My Unit Lead that first weekend was a guy by the name of Tom Kramscak. He was a college student and had to go back to school after the first weekend (he wasn't close enough that he could drive back every weekend). I was one of 7 or 8 trainees (we were all new, apart from Tom) that weekend. Four days before opening weekend I sprained my ankle jumping off of the bleachers at school. Thus, I got assigned a relatively tame job my first day: computer entry.
Seasons pass holders would queue up outside the trailer and fill out registration forms which would be checked by employees. I'd get one copy of the registration form (to enter into the computer). Then they would have their picture taken and be told to come back several hours later to pick up their pass.
After a few hours at the computer, I got (understandably) bored, so I managed to weasel my way onto every other job at the trailer. I handed out clipboards (with blank forms), checked them, took pictures, laminated the finished products. At the end of the day, most of us handed out passes (the first weekend we did lots of passes, probably several hundred each day).
The second day, it was up to Tom to find someone he trusted enough to leave in charge when he went back to school. I was it. So I had been working there less than two days and I had charge of a unit already (in responsibility, not in title). I remained in charge of the Season's Pass trailer until after Tom came back in the beginning of June. At that point the pass count wound down.

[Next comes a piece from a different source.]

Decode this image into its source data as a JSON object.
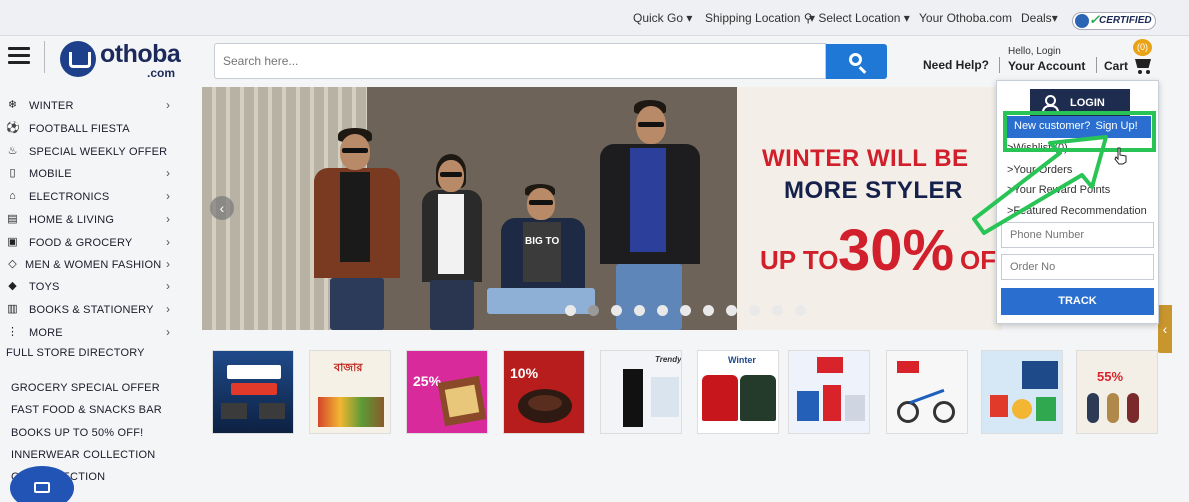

I continued to work there through most of June. Just like I tired of computer entry, I soon tired of the Season's pass trailer. I got more varied assignments. Remote Cars, Remote Boats, Miniature Golf, Lost & Found (and Lost Children), Child Care Center, Euroracers Cashier. I was a well rounded cashier come the end of August.
Ohio schools start back the last week of August. I wasn't leaving for my job at Revco until after Labor Day so I got to work at Rainbow Island (Kiddie Land rides) for a few days. I ran the "Smackers" (kiddie Dodgems) and I LOVED it. It was so much fun trying to keep the kids from getting stuck in a corner!

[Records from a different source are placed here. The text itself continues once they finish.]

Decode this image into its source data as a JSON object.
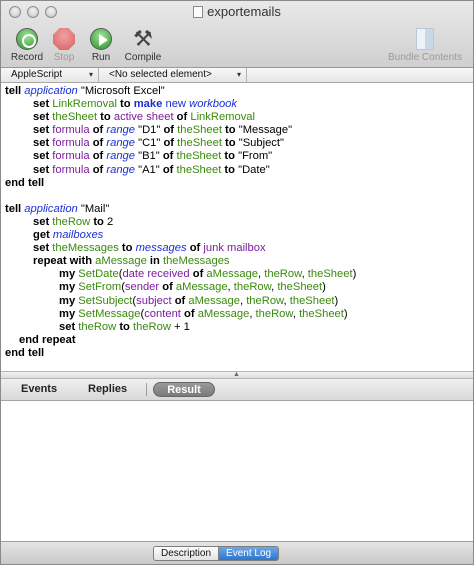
{
  "window": {
    "title": "exportemails"
  },
  "toolbar": {
    "record_label": "Record",
    "stop_label": "Stop",
    "run_label": "Run",
    "compile_label": "Compile",
    "bundle_label": "Bundle Contents"
  },
  "navbar": {
    "language": "AppleScript",
    "element": "<No selected element>"
  },
  "script": {
    "l1": [
      "tell ",
      "application",
      " \"Microsoft Excel\""
    ],
    "l2": [
      "set ",
      "LinkRemoval",
      " to ",
      "make",
      " ",
      "new",
      " ",
      "workbook"
    ],
    "l3": [
      "set ",
      "theSheet",
      " to ",
      "active sheet",
      " ",
      "of",
      " ",
      "LinkRemoval"
    ],
    "l4": [
      "set ",
      "formula",
      " ",
      "of",
      " ",
      "range",
      " \"D1\" ",
      "of",
      " ",
      "theSheet",
      " ",
      "to",
      " \"Message\""
    ],
    "l5": [
      "set ",
      "formula",
      " ",
      "of",
      " ",
      "range",
      " \"C1\" ",
      "of",
      " ",
      "theSheet",
      " ",
      "to",
      " \"Subject\""
    ],
    "l6": [
      "set ",
      "formula",
      " ",
      "of",
      " ",
      "range",
      " \"B1\" ",
      "of",
      " ",
      "theSheet",
      " ",
      "to",
      " \"From\""
    ],
    "l7": [
      "set ",
      "formula",
      " ",
      "of",
      " ",
      "range",
      " \"A1\" ",
      "of",
      " ",
      "theSheet",
      " ",
      "to",
      " \"Date\""
    ],
    "l8": [
      "end tell"
    ],
    "l10": [
      "tell ",
      "application",
      " \"Mail\""
    ],
    "l11": [
      "set ",
      "theRow",
      " to ",
      "2"
    ],
    "l12": [
      "get ",
      "mailboxes"
    ],
    "l13": [
      "set ",
      "theMessages",
      " to ",
      "messages",
      " ",
      "of",
      " ",
      "junk mailbox"
    ],
    "l14": [
      "repeat with ",
      "aMessage",
      " in ",
      "theMessages"
    ],
    "l15": [
      "my ",
      "SetDate",
      "(",
      "date received",
      " ",
      "of",
      " ",
      "aMessage",
      ", ",
      "theRow",
      ", ",
      "theSheet",
      ")"
    ],
    "l16": [
      "my ",
      "SetFrom",
      "(",
      "sender",
      " ",
      "of",
      " ",
      "aMessage",
      ", ",
      "theRow",
      ", ",
      "theSheet",
      ")"
    ],
    "l17": [
      "my ",
      "SetSubject",
      "(",
      "subject",
      " ",
      "of",
      " ",
      "aMessage",
      ", ",
      "theRow",
      ", ",
      "theSheet",
      ")"
    ],
    "l18": [
      "my ",
      "SetMessage",
      "(",
      "content",
      " ",
      "of",
      " ",
      "aMessage",
      ", ",
      "theRow",
      ", ",
      "theSheet",
      ")"
    ],
    "l19": [
      "set ",
      "theRow",
      " to ",
      "theRow",
      " + 1"
    ],
    "l20": [
      "end repeat"
    ],
    "l21": [
      "end tell"
    ]
  },
  "result_tabs": {
    "events": "Events",
    "replies": "Replies",
    "result": "Result"
  },
  "bottom": {
    "description": "Description",
    "event_log": "Event Log"
  }
}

Since I had done so well at Rainbow Island, my Cashier supervisor sent me to the Corkscrew (Roller Coaster) to "kick pedals". The Corkscrew (and Double Loop) were 2-operator rides. One ride operator pushed the buttons to release the brakes, the second operator kicked pedals to make sure the passengers were securely locked in. After kicking pedals for a few hours I got a chance to push the buttons. It was a ton of fun ... almost enough to make me want to do ride operations the next year!
I came back in the summer of 1989, having quit my job at Revco (Revco paid better, but I only got 40 hours a week. If I worked at least 60 hours at Geauga Lake I would get more than I got at Revco. And most weeks I put in at least 70 hours). I was determined that I would get the title of "Unit Lead" which I had worked so hard for the previous year. Quite honestly I was a bit of a renegade hoping for it so soon. Most people worked at Geauga Lake for 2 or 3 years before getting promoted ... and I was bucking for it after just 1 year.

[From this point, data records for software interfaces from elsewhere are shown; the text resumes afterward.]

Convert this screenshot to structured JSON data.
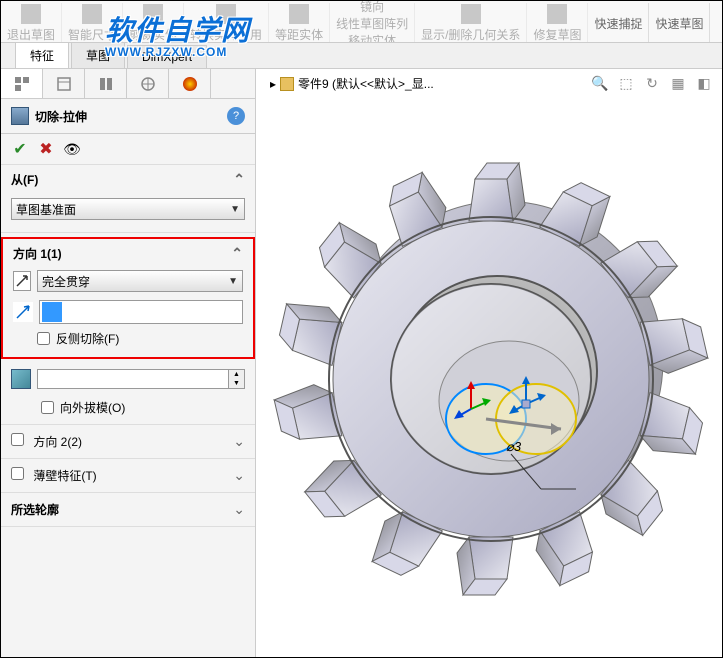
{
  "ribbon": {
    "items": [
      "退出草图",
      "智能尺寸",
      "剪裁实体",
      "转换实体引用",
      "等距实体",
      "镜向",
      "线性草图阵列",
      "显示/删除几何关系",
      "修复草图",
      "快速捕捉",
      "快速草图"
    ],
    "sub_label": "移动实体"
  },
  "tabs": {
    "feature": "特征",
    "sketch": "草图",
    "dimxpert": "DimXpert"
  },
  "watermark": {
    "cn": "软件自学网",
    "en": "WWW.RJZXW.COM"
  },
  "panel": {
    "title": "切除-拉伸",
    "help": "?",
    "from": {
      "label": "从(F)",
      "value": "草图基准面"
    },
    "dir1": {
      "label": "方向 1(1)",
      "end_condition": "完全贯穿",
      "flip_side": "反侧切除(F)"
    },
    "draft": {
      "outward": "向外拔模(O)"
    },
    "dir2": "方向 2(2)",
    "thin": "薄壁特征(T)",
    "contours": "所选轮廓"
  },
  "viewport": {
    "breadcrumb": "零件9  (默认<<默认>_显...",
    "dimension": "⌀3"
  }
}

My sister Emma was working at Geauga Lake that year, also as a cashier. I got assigned to the Seasons' pass trailer during opening weekend again, along with Emma. Once more I got the responsibility of Unit Lead without the promotion. I ran the trailer for 4 weekends.
I was promoted to Unit Lead at the beginning of June, 1989. The Unit I got was "Park Cashier" (Western Village Arcade, Remote Boats, Shooting Gallery, Mini Golf, Lost & Found, Euroracer Cashier, Remote Cars, Child Care) .. which actually wasn't the unit I wanted. I wanted the Main Gate unit (which had Season's Pass trailer in it). As it turned out, Park Cashier was the best I could have hoped for. I bounded around the park with seemingly unstoppable energy. "Take a lude, Helen!" I was often told. :-)
I went to the University of Cincinnati in September of 1989, and I met my now-husband in April of 1990. I decided to go and spend the summer in Boston, so I quit Geauga Lake.
I spent many an hour in the Season's Pass trailer, alone, pacing up & down while emotionally distraught, sitting on the "back" steps (we had two doors, a front door and a back door [we really considered this place to be home!] ... the front door was the one everyone came in through and the back door was everyone went out through) watching the sun set over the Geauga Lake parking lot and listening to the music on the Music Express which was right behind the Seasons' Pass Trailer (and also behind the fence). The girls I worked with ... we used to call up the Music Express and request songs and have them dedicated to us. :-) It passed the time in those slowish June days when the trailer was pretty quiet.
Sometimes a cute guy would come into the trailer and we'd take double or even quadruple pictures ... use one for his pass and then keep the others. We'd also take pictures of each other when we were bored. But it wasn't all fun & games ... we also mopped the floor and cleaned the place. At one point we thought about sleeping there, just for fun. Home away from home ....